[[ Raw data, beginning ]]

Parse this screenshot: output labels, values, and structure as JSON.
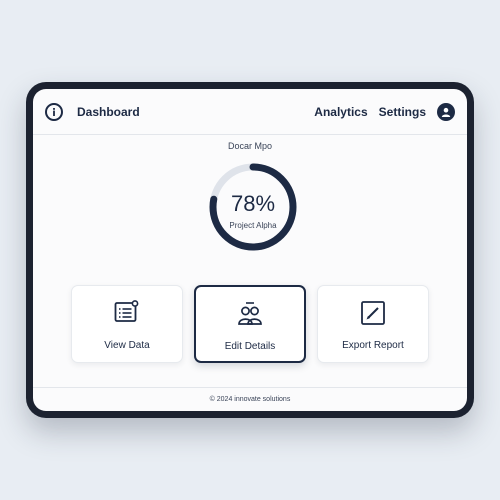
{
  "header": {
    "title": "Dashboard",
    "nav": [
      "Analytics",
      "Settings"
    ]
  },
  "widget": {
    "title": "Docar Mpo",
    "value_text": "78%",
    "label": "Project Alpha",
    "progress": 0.78
  },
  "cards": [
    {
      "label": "View Data",
      "icon": "list-data-icon"
    },
    {
      "label": "Edit Details",
      "icon": "users-icon",
      "active": true
    },
    {
      "label": "Export Report",
      "icon": "edit-export-icon"
    }
  ],
  "footer": {
    "text": "© 2024 innovate solutions"
  },
  "colors": {
    "accent": "#1d2a44",
    "track": "#dfe3ea",
    "background": "#e8edf3"
  }
}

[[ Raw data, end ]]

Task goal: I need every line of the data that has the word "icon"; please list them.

Answer section:
      "icon": "list-data-icon"
      "icon": "users-icon",
      "icon": "edit-export-icon"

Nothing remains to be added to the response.